# Work to complete:
When you copy the data that follows, reproduce every word exactly and leave out the images.

◆ ◆ ◆ ◆ ◆ ◆ ◆

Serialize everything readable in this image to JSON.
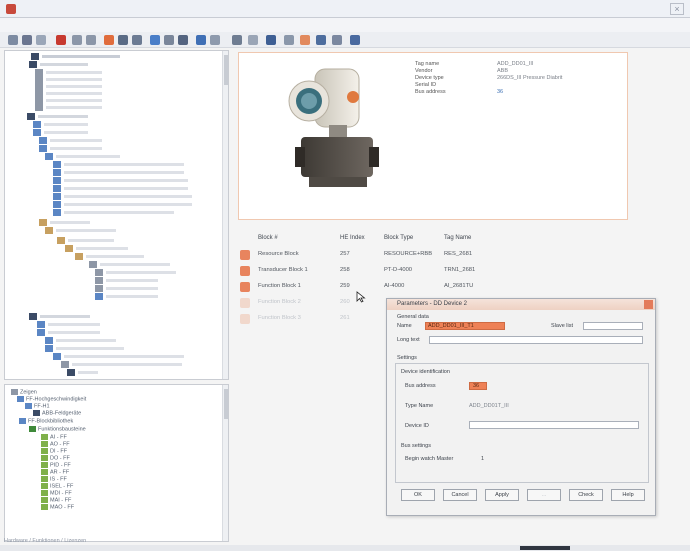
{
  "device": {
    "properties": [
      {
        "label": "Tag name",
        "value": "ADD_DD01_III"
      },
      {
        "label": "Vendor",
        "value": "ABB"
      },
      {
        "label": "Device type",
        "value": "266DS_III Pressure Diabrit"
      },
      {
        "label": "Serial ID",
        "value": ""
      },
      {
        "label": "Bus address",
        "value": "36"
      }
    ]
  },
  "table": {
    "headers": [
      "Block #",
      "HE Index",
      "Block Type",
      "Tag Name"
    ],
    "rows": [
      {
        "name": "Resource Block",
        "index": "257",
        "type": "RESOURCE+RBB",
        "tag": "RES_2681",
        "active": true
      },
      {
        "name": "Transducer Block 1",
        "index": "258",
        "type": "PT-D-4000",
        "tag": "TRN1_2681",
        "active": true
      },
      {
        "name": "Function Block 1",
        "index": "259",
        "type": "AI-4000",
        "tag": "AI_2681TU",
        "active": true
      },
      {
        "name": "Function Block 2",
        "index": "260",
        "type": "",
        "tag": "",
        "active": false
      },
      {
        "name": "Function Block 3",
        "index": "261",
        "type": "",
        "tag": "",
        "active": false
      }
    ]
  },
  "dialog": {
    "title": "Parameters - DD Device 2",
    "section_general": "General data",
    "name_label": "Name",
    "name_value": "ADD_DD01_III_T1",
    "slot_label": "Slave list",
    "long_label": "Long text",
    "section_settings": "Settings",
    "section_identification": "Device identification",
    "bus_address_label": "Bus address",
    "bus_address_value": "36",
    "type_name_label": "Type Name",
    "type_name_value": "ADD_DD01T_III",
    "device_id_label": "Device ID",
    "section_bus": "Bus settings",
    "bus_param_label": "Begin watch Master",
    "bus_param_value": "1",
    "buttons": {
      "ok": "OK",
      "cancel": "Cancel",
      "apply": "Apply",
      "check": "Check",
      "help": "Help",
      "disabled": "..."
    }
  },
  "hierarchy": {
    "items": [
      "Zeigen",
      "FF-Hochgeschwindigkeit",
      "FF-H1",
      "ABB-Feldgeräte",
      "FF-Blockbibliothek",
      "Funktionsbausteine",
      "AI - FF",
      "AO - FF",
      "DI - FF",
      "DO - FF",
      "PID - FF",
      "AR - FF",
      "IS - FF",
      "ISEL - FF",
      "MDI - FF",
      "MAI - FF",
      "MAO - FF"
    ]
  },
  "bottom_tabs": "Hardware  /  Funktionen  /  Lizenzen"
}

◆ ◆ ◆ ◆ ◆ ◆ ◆

# Solution:
Serialize everything readable in this image to JSON.
{
  "device": {
    "properties": [
      {
        "label": "Tag name",
        "value": "ADD_DD01_III"
      },
      {
        "label": "Vendor",
        "value": "ABB"
      },
      {
        "label": "Device type",
        "value": "266DS_III Pressure Diabrit"
      },
      {
        "label": "Serial ID",
        "value": ""
      },
      {
        "label": "Bus address",
        "value": "36"
      }
    ]
  },
  "table": {
    "headers": [
      "Block #",
      "HE Index",
      "Block Type",
      "Tag Name"
    ],
    "rows": [
      {
        "name": "Resource Block",
        "index": "257",
        "type": "RESOURCE+RBB",
        "tag": "RES_2681",
        "active": true
      },
      {
        "name": "Transducer Block 1",
        "index": "258",
        "type": "PT-D-4000",
        "tag": "TRN1_2681",
        "active": true
      },
      {
        "name": "Function Block 1",
        "index": "259",
        "type": "AI-4000",
        "tag": "AI_2681TU",
        "active": true
      },
      {
        "name": "Function Block 2",
        "index": "260",
        "type": "",
        "tag": "",
        "active": false
      },
      {
        "name": "Function Block 3",
        "index": "261",
        "type": "",
        "tag": "",
        "active": false
      }
    ]
  },
  "dialog": {
    "title": "Parameters - DD Device 2",
    "section_general": "General data",
    "name_label": "Name",
    "name_value": "ADD_DD01_III_T1",
    "slot_label": "Slave list",
    "long_label": "Long text",
    "section_settings": "Settings",
    "section_identification": "Device identification",
    "bus_address_label": "Bus address",
    "bus_address_value": "36",
    "type_name_label": "Type Name",
    "type_name_value": "ADD_DD01T_III",
    "device_id_label": "Device ID",
    "section_bus": "Bus settings",
    "bus_param_label": "Begin watch Master",
    "bus_param_value": "1",
    "buttons": {
      "ok": "OK",
      "cancel": "Cancel",
      "apply": "Apply",
      "check": "Check",
      "help": "Help",
      "disabled": "..."
    }
  },
  "hierarchy": {
    "items": [
      "Zeigen",
      "FF-Hochgeschwindigkeit",
      "FF-H1",
      "ABB-Feldgeräte",
      "FF-Blockbibliothek",
      "Funktionsbausteine",
      "AI - FF",
      "AO - FF",
      "DI - FF",
      "DO - FF",
      "PID - FF",
      "AR - FF",
      "IS - FF",
      "ISEL - FF",
      "MDI - FF",
      "MAI - FF",
      "MAO - FF"
    ]
  },
  "bottom_tabs": "Hardware  /  Funktionen  /  Lizenzen"
}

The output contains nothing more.